### [Problem statement]
Every line holding "JSON" should be copied from the records below.

### [Record set]
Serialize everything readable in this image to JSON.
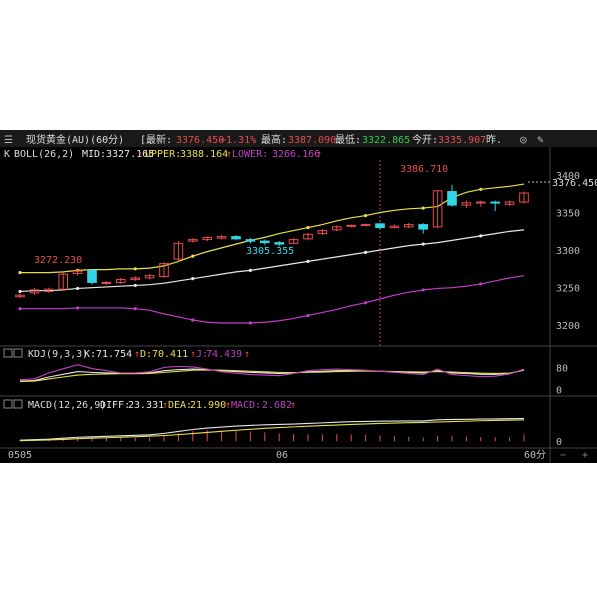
{
  "header": {
    "title": "现货黄金(AU)(60分)",
    "latest_label": "最新:",
    "latest": "3376.450",
    "change_pct": "+1.31%",
    "high_label": "最高:",
    "high": "3387.090",
    "low_label": "最低:",
    "low": "3322.865",
    "open_label": "今开:",
    "open": "3335.907",
    "tail": "昨."
  },
  "boll_legend": {
    "prefix": "K",
    "name": "BOLL(26,2)",
    "mid_label": "MID:",
    "mid": "3327.165",
    "upper_label": "UPPER:",
    "upper": "3388.164",
    "lower_label": "LOWER:",
    "lower": "3266.166",
    "arrow": "↑"
  },
  "kdj_legend": {
    "name": "KDJ(9,3,3)",
    "k_label": "K:",
    "k": "71.754",
    "d_label": "D:",
    "d": "70.411",
    "j_label": "J:",
    "j": "74.439",
    "arrow": "↑"
  },
  "macd_legend": {
    "name": "MACD(12,26,9)",
    "diff_label": "DIFF:",
    "diff": "23.331",
    "dea_label": "DEA:",
    "dea": "21.990",
    "macd_label": "MACD:",
    "macd": "2.682",
    "arrow": "↑"
  },
  "x_axis": {
    "start": "0505",
    "mid": "06",
    "period": "60分",
    "minus": "−",
    "plus": "+"
  },
  "annotations": {
    "high_marker": "3386.710",
    "low_marker": "3272.230",
    "mid_marker": "3305.355",
    "current_price": "3376.450"
  },
  "colors": {
    "bg": "#000000",
    "up": "#e84c4c",
    "down": "#33d6e8",
    "mid_line": "#e8e8e8",
    "upper_line": "#e8e04a",
    "lower_line": "#c040c8",
    "k_line": "#e8e8e8",
    "d_line": "#e8e04a",
    "j_line": "#c040c8",
    "diff_line": "#e8e8e8",
    "dea_line": "#e8e04a"
  },
  "chart_data": [
    {
      "type": "candlestick",
      "title": "现货黄金(AU)(60分)",
      "y_ticks": [
        3400,
        3350,
        3300,
        3250,
        3200
      ],
      "ylim": [
        3175,
        3420
      ],
      "candles": [
        {
          "o": 3238,
          "c": 3240,
          "h": 3242,
          "l": 3236
        },
        {
          "o": 3243,
          "c": 3247,
          "h": 3250,
          "l": 3240
        },
        {
          "o": 3245,
          "c": 3248,
          "h": 3250,
          "l": 3243
        },
        {
          "o": 3248,
          "c": 3268,
          "h": 3270,
          "l": 3246
        },
        {
          "o": 3269,
          "c": 3272,
          "h": 3274,
          "l": 3266
        },
        {
          "o": 3273,
          "c": 3257,
          "h": 3275,
          "l": 3254
        },
        {
          "o": 3256,
          "c": 3257,
          "h": 3259,
          "l": 3254
        },
        {
          "o": 3257,
          "c": 3261,
          "h": 3263,
          "l": 3255
        },
        {
          "o": 3261,
          "c": 3263,
          "h": 3265,
          "l": 3259
        },
        {
          "o": 3263,
          "c": 3266,
          "h": 3268,
          "l": 3261
        },
        {
          "o": 3265,
          "c": 3282,
          "h": 3284,
          "l": 3263
        },
        {
          "o": 3288,
          "c": 3309,
          "h": 3312,
          "l": 3285
        },
        {
          "o": 3312,
          "c": 3314,
          "h": 3316,
          "l": 3310
        },
        {
          "o": 3314,
          "c": 3317,
          "h": 3318,
          "l": 3312
        },
        {
          "o": 3316,
          "c": 3318,
          "h": 3320,
          "l": 3314
        },
        {
          "o": 3318,
          "c": 3315,
          "h": 3320,
          "l": 3313
        },
        {
          "o": 3314,
          "c": 3312,
          "h": 3316,
          "l": 3309
        },
        {
          "o": 3312,
          "c": 3310,
          "h": 3314,
          "l": 3307
        },
        {
          "o": 3310,
          "c": 3308,
          "h": 3312,
          "l": 3305
        },
        {
          "o": 3309,
          "c": 3314,
          "h": 3316,
          "l": 3308
        },
        {
          "o": 3315,
          "c": 3321,
          "h": 3323,
          "l": 3313
        },
        {
          "o": 3322,
          "c": 3326,
          "h": 3328,
          "l": 3320
        },
        {
          "o": 3327,
          "c": 3331,
          "h": 3333,
          "l": 3325
        },
        {
          "o": 3332,
          "c": 3333,
          "h": 3334,
          "l": 3330
        },
        {
          "o": 3334,
          "c": 3334,
          "h": 3335,
          "l": 3333
        },
        {
          "o": 3335,
          "c": 3330,
          "h": 3336,
          "l": 3328
        },
        {
          "o": 3330,
          "c": 3332,
          "h": 3334,
          "l": 3329
        },
        {
          "o": 3331,
          "c": 3334,
          "h": 3336,
          "l": 3329
        },
        {
          "o": 3334,
          "c": 3328,
          "h": 3336,
          "l": 3322
        },
        {
          "o": 3331,
          "c": 3379,
          "h": 3380,
          "l": 3329
        },
        {
          "o": 3378,
          "c": 3360,
          "h": 3387,
          "l": 3358
        },
        {
          "o": 3360,
          "c": 3363,
          "h": 3366,
          "l": 3356
        },
        {
          "o": 3363,
          "c": 3364,
          "h": 3366,
          "l": 3358
        },
        {
          "o": 3364,
          "c": 3363,
          "h": 3366,
          "l": 3352
        },
        {
          "o": 3361,
          "c": 3364,
          "h": 3366,
          "l": 3359
        },
        {
          "o": 3364,
          "c": 3376,
          "h": 3378,
          "l": 3362
        }
      ],
      "boll_upper": [
        3270,
        3270,
        3270,
        3271,
        3273,
        3274,
        3274,
        3275,
        3275,
        3276,
        3279,
        3285,
        3292,
        3298,
        3303,
        3308,
        3313,
        3317,
        3322,
        3326,
        3330,
        3334,
        3339,
        3343,
        3346,
        3350,
        3353,
        3355,
        3356,
        3358,
        3370,
        3377,
        3381,
        3383,
        3385,
        3388
      ],
      "boll_mid": [
        3245,
        3246,
        3246,
        3247,
        3249,
        3250,
        3251,
        3252,
        3253,
        3254,
        3256,
        3259,
        3262,
        3265,
        3268,
        3271,
        3273,
        3276,
        3279,
        3282,
        3285,
        3288,
        3291,
        3294,
        3297,
        3300,
        3303,
        3306,
        3308,
        3310,
        3313,
        3316,
        3319,
        3322,
        3325,
        3327
      ],
      "boll_lower": [
        3222,
        3222,
        3222,
        3222,
        3223,
        3223,
        3223,
        3223,
        3222,
        3220,
        3215,
        3211,
        3207,
        3204,
        3203,
        3203,
        3203,
        3204,
        3206,
        3209,
        3213,
        3217,
        3221,
        3226,
        3230,
        3235,
        3240,
        3244,
        3247,
        3249,
        3250,
        3252,
        3255,
        3259,
        3263,
        3266
      ]
    },
    {
      "type": "line",
      "title": "KDJ(9,3,3)",
      "y_ticks": [
        80,
        0
      ],
      "ylim": [
        -10,
        100
      ],
      "series": [
        {
          "name": "K",
          "values": [
            30,
            32,
            45,
            55,
            65,
            62,
            60,
            58,
            58,
            60,
            68,
            72,
            74,
            72,
            68,
            65,
            62,
            60,
            58,
            60,
            64,
            66,
            68,
            68,
            68,
            66,
            64,
            62,
            60,
            68,
            60,
            58,
            55,
            55,
            58,
            72
          ]
        },
        {
          "name": "D",
          "values": [
            28,
            30,
            38,
            45,
            52,
            55,
            56,
            57,
            57,
            58,
            62,
            66,
            70,
            71,
            70,
            68,
            66,
            64,
            62,
            61,
            62,
            63,
            65,
            66,
            67,
            66,
            65,
            64,
            63,
            65,
            63,
            61,
            59,
            58,
            59,
            70
          ]
        },
        {
          "name": "J",
          "values": [
            35,
            38,
            60,
            75,
            90,
            76,
            68,
            60,
            60,
            64,
            80,
            84,
            82,
            74,
            64,
            59,
            54,
            52,
            50,
            58,
            68,
            72,
            74,
            72,
            70,
            66,
            62,
            58,
            54,
            74,
            54,
            50,
            46,
            48,
            56,
            74
          ]
        }
      ]
    },
    {
      "type": "line",
      "title": "MACD(12,26,9)",
      "y_ticks": [
        0
      ],
      "ylim": [
        -5,
        30
      ],
      "series": [
        {
          "name": "DIFF",
          "values": [
            1,
            1.5,
            2,
            3,
            4,
            4.5,
            5,
            5.5,
            6,
            6.5,
            8,
            10,
            12,
            13.5,
            14.5,
            15.5,
            16.2,
            16.8,
            17.2,
            17.6,
            18.2,
            18.8,
            19.5,
            20,
            20.3,
            20.5,
            20.7,
            20.8,
            20.8,
            22,
            22.3,
            22.5,
            22.7,
            22.9,
            23.1,
            23.3
          ]
        },
        {
          "name": "DEA",
          "values": [
            0.5,
            0.8,
            1.2,
            1.8,
            2.5,
            3,
            3.5,
            4,
            4.6,
            5.1,
            5.8,
            6.7,
            7.8,
            9,
            10.1,
            11.2,
            12.2,
            13.2,
            14,
            14.7,
            15.4,
            16,
            16.6,
            17.2,
            17.7,
            18.2,
            18.6,
            19,
            19.3,
            19.7,
            20.2,
            20.6,
            21,
            21.3,
            21.6,
            21.99
          ]
        },
        {
          "name": "MACD",
          "values": [
            0.5,
            0.7,
            0.8,
            1.2,
            1.5,
            1.5,
            1.5,
            1.5,
            1.4,
            1.4,
            2.2,
            3.3,
            4.2,
            4.5,
            4.4,
            4.3,
            4,
            3.6,
            3.2,
            2.9,
            2.8,
            2.8,
            2.9,
            2.8,
            2.6,
            2.3,
            2.1,
            1.8,
            1.5,
            2.3,
            2.1,
            1.9,
            1.7,
            1.6,
            1.5,
            2.68
          ]
        }
      ]
    }
  ]
}
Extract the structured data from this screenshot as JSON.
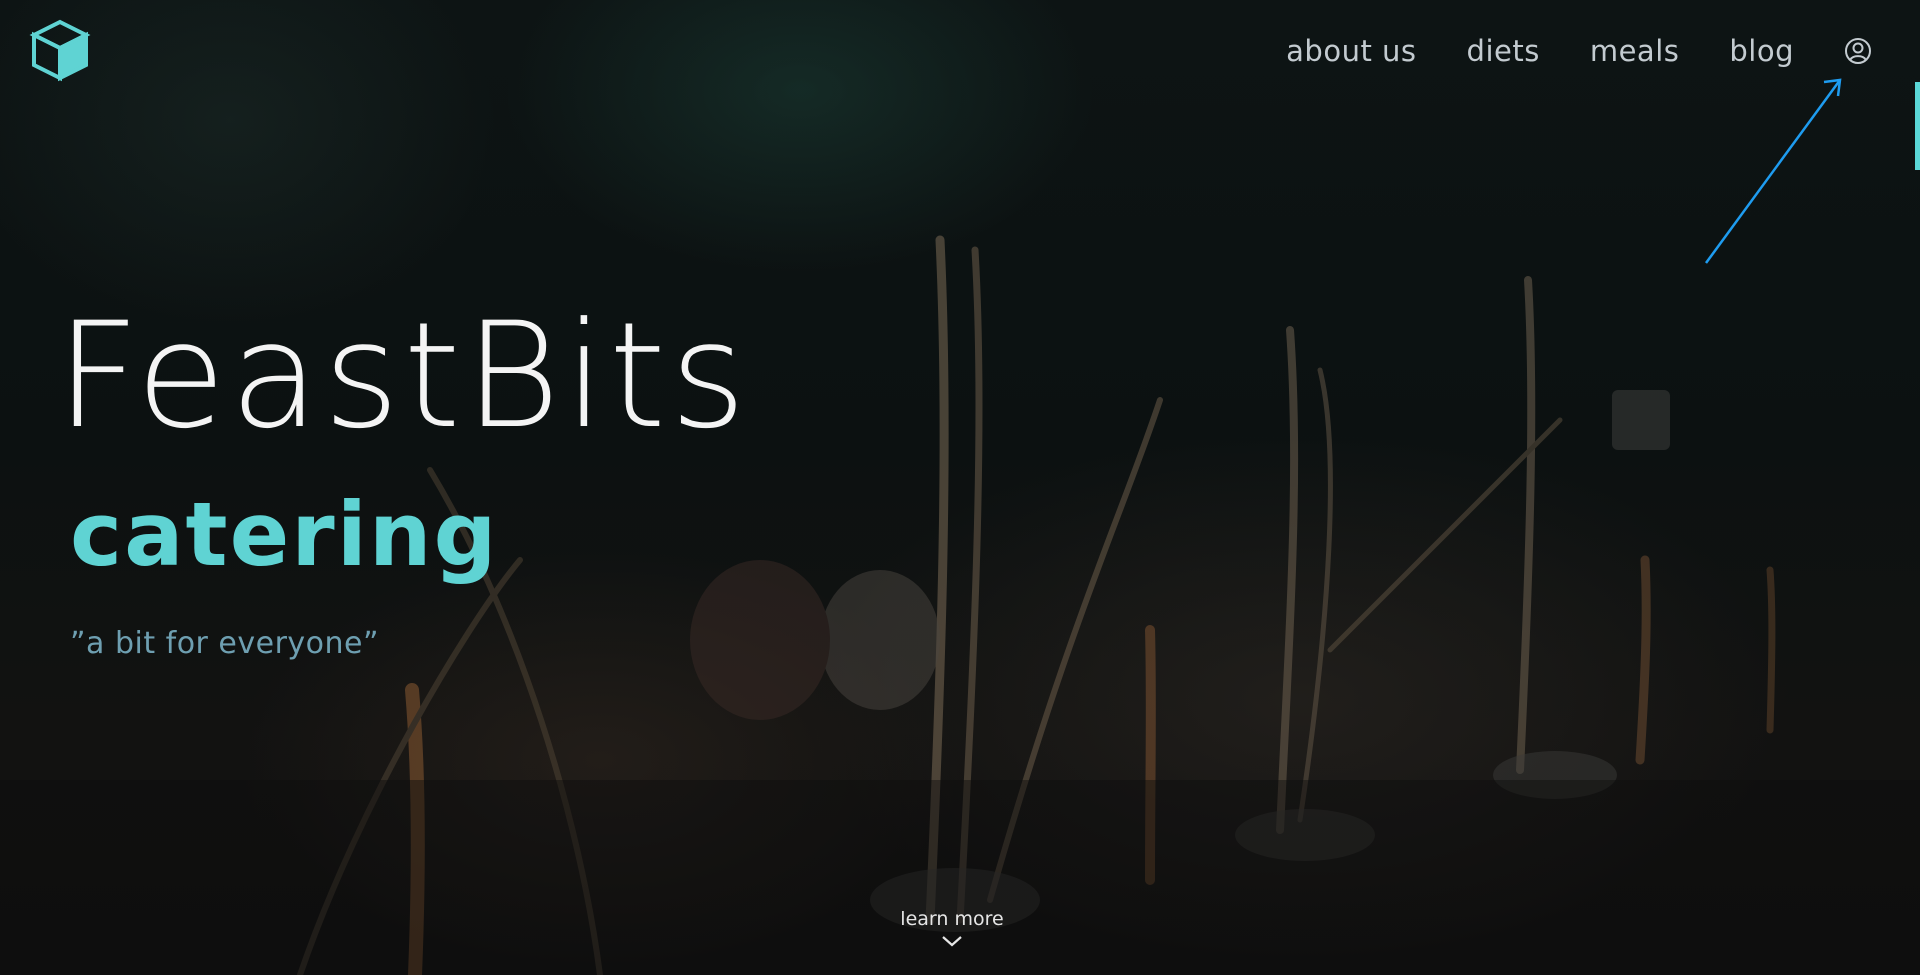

### [Exercise output]
Serialize everything readable in this image to JSON.
Extract the structured data from this screenshot as JSON.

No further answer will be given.